Remembering Larry King’s Legacy

An American television host, radio host, winner of two Peabody awards, an Emmy award, and 10 Cable ACE Awards. From a local Florida journalist to host of his own nationwide radio show with his trademark suspenders and deep, rich voice. We all know him as Larry King. Sadly, on Saturday, King, 87, passed away from Covid-19 complications at Cedars-Sinai Medical Center in Los Angeles, after being treated at the ICU for 3 weeks. Although we will never see him again, his legacy will stay for the years to come. Even 100 articles could not cover all that Larry King has done for the betterment of the world. Nevertheless, in this article, I will do my best to recap the highlights of the talk show legend, Larry King.

Let’s start at the beginning. Larry Zieger (who later changed his last name to King) was born on November 19, 1933, in Brooklyn, to Russian and Orthodox Jewish parents, with one sister. When he was just 9 years old, his father died from a heart attack. This caused him to lose all interest in his education. Still, in order to support his mother and sister, he graduated from Lafayette High School to pursue a career in radio broadcasting. 

Later on in his life, a CBS staff announcer suggested to King that he go to Florida, a growing media market for inexperienced broadcasters. King took this advice and, after many false starts, he gained his first job in radio. He was hired by the manager of a small station in Miami Beach to clean up and perform low-key tasks. When one of the station’s announcers abruptly quit, King was put on the air. For his first broadcast, he worked as a disc jockey from 9 a.m. to noon. He also did two afternoon newscasts and a sportscast for $50 a week. The manager of the radio station told him that his last name, Zieger, was too hard to remember, so he changed it to King. Soon, King started interviewing random people at a restaurant in Miami, like a waitress and some customers. After he got a little more popular, singer Bobby Darin walked in before heading to a concert, and was interviewed by King. Darin became King’s first celebrity interview guest.

During this period, WIOD gave King further exposure as a commentator for the Miami Dolphins  during their 1970 season and most of their 1971 season. He was dismissed from his position as a late-night radio host and sports commentator in December 1971, when he was arrested after being accused of stealing money from a former business partner, Louis Wolfson. Fortunately, the charges were dropped and King was rehired by WIOD.
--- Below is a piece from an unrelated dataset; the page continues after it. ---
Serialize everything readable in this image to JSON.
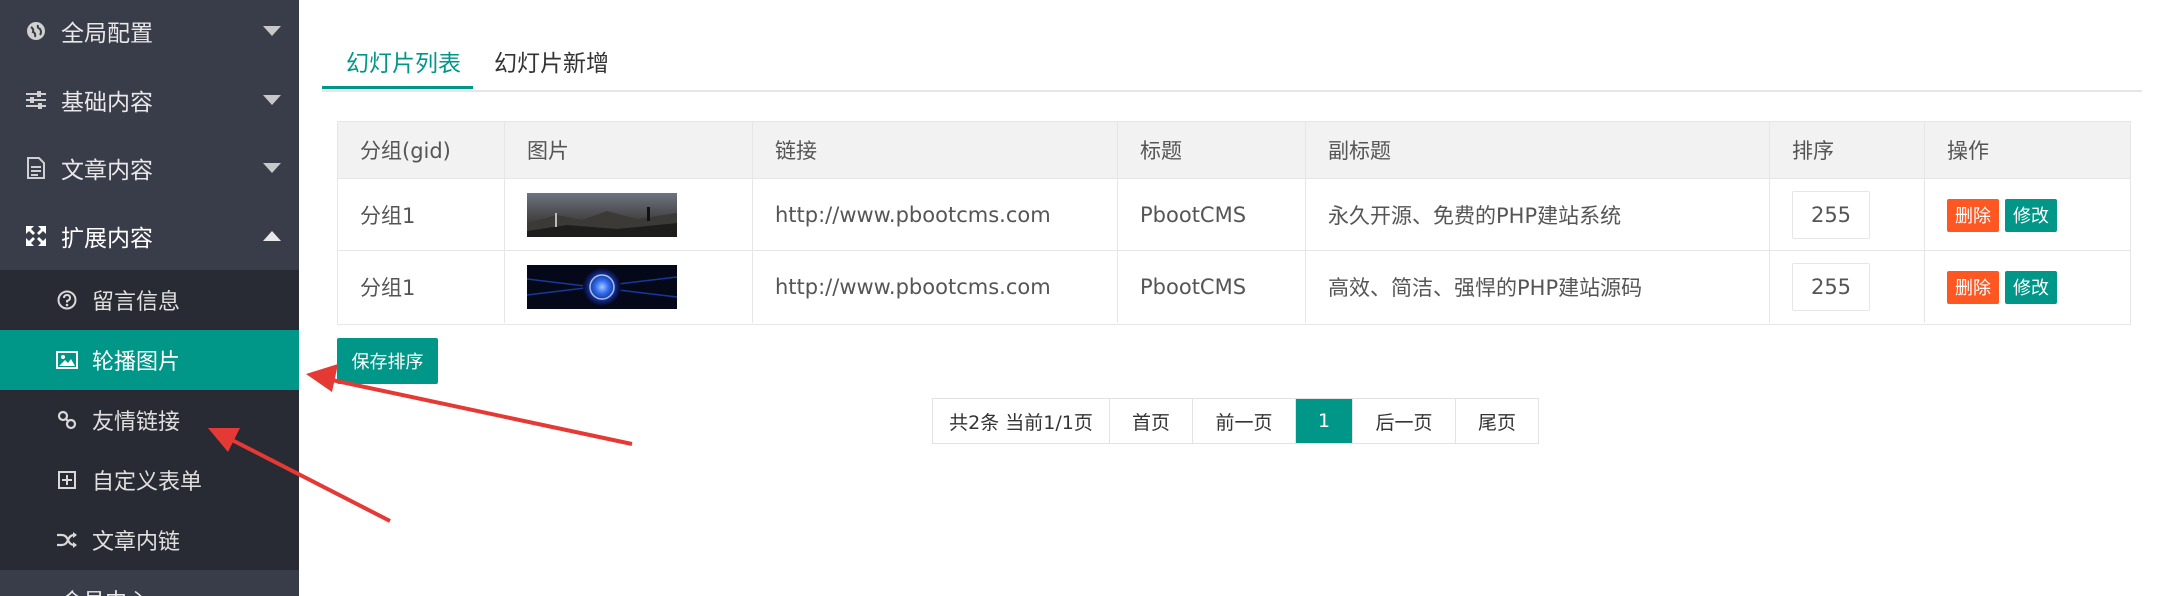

King’s main break was with CNN, with the Larry King Live show beginning in 1985 in which King hosted a broad range of famous guests, from politicians, to actors, to athletes, from 9 to 10 p.m. King also worked with the Mutual Broadcasting System to do another radio show. King is most famous for hosting a debate between Al Gore and Perot in 1933. The debate was CNN’s most-watched segment until 2015! In his career, he interviewed more than 30,000 people. 25 years later, in 2010, King announced that he would step down from hosting Larry King Live, although he promised to interview people occasionally on CNN. Also, in 2012, King co-founded Ora TV, in which he hosted a show called Larry King Now. He is also well known for making cameo appearances in other shows and movies including Arthur, Bee Movie, Ghostbusters, and Shrek 2.

And Larry King didn’t stop with entertainment. He is also well known for his philanthropy. In 1987, after having a heart attack, King founded the Larry King Cardiac Foundation. The foundation helped pay for expensive cardiac procedures for people who couldn’t afford them. He also donated to the Beverly Hills 9/11 Memorial Garden. And these are just a few of the things that he has done to impact society.

But, in 2021, tragedy struck. On January 2, 2021, King revealed that he had tested positive for Covid-19 and had been hospitalized in a Los Angeles hospital. Just weeks later, on January 23, 2021, he passed away at the age of 87 at Cedars-Sinai Medical Center in Los Angeles. Even though he might have passed, we will always feel him and his legacy in our hearts.



Hello! My name is Krishna Mano and I am a sophomore at City High School. This is my fourth year writing for The City Voice and second year as an editor. Apart from the newspaper, I am part of the Speech and Debate team, President of the 10th Grade Student Council, and Treasurer of the NHS. Outside of school, I enjoy playing the violin, reading, skiing, and paddleboarding. If you have any questions about my articles, please contact me at